Local community and household resilience
He passed the talk over to me to discuss the benefits of sourcing food locally and household resilience. I presented listeners with a few ideas, simple tips and some examples of what we have done in our personal household. I also touched on just a few of the initiatives gaining traction in our local area of Mundaring and the broader Perth Hills region including:
- Food swaps – Hills Food Share (third Sunday of the month)
- Community seed banks – Mundaring in Transition has just launched a communal seed bank in partnership with the Mundaring Library to encourage locals to plant their own gardens.
- Farmers markets – Mundaring and Kalamunda

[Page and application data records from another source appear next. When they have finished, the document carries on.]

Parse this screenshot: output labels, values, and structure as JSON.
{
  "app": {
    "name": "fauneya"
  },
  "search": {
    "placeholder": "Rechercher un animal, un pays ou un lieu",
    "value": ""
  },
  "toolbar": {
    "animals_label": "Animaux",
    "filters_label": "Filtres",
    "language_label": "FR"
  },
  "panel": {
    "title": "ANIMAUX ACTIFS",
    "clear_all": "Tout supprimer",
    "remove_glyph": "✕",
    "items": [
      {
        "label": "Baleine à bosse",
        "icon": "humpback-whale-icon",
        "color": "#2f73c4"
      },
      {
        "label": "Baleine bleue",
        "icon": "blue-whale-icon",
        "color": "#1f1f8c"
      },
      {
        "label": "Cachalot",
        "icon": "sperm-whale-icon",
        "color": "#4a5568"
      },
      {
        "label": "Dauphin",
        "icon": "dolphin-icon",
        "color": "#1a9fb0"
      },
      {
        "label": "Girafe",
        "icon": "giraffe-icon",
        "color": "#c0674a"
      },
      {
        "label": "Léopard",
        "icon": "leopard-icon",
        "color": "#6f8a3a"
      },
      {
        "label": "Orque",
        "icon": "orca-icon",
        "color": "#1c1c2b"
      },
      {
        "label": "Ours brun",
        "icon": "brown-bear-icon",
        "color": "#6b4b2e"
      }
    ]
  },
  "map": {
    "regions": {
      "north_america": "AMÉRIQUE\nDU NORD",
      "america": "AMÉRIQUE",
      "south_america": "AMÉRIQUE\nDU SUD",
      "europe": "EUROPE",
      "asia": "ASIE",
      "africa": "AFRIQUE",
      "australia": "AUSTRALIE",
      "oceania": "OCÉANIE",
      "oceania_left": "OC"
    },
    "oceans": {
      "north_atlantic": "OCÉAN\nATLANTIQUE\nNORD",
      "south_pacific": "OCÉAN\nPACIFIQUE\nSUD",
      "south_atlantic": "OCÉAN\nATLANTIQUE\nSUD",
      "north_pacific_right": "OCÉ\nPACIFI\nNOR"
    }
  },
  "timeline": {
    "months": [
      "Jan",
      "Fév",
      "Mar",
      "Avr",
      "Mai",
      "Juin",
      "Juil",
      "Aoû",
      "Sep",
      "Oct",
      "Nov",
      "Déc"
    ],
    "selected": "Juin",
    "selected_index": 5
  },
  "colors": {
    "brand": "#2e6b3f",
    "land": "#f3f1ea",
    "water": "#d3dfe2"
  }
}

- Community gardens – Glen Forrest
- CSA (community supported agriculture) groups
- Buyers’ clubs (bulk meat) – Southamption Homestead, Woodglen Beef
- Map of local producers – one of the great initiatives by Mundaring in Transition at this event is putting together a map of the Shire of Mundaring that shows the location of local producers to help us find them.
You never know what sort of audience you’re going to get at a forum like this, which makes it difficult to pitch the right tone and content. I felt like I was telling my ecologically-minded, DIY audience how to suck eggs, but they all nodded politely so I think I got away with it. I figure it’s all good presentation practice anyway, which is what I’ve been preaching to my two young sons who just completed their school public speaking competition.
While I admit that Jeff drew me into this not entirely voluntarily, I’m glad I participated, regardless of the value I may or may not have contributed. For me, it was a great opportunity to:
- talk about my passion for sustainable food systems, permaculture and growing food
- volunteer my time (which I don’t do enough)
- get involved in my local community
- contribute to a grass roots cause that’s trying to make a positive difference to our world.
There’s a scent of change in the wind
It’s probably confirmation bias, but I think the Blue Sky Festival tapped into a growing shift in thinking that’s shunning overt consumerism, and wasteful and environmentally damaging behaviour. The more I read in books, newspapers and online, the more it feels like the pendulum is swinging back towards valuing the simple things in life: home-grown and home-made, connecting with neighbours and community, wanting less and getting more.
Sometimes the world in which I’m bringing up my kids terrifies me. But more often, I am filled with gratitude and joy for the amazing life we lead and the plethora of opportunities available to us. I hope that we can right this ship so that in 20 or 30 years’ time my kids’ generation won’t despise us for leaving them a ruined planet.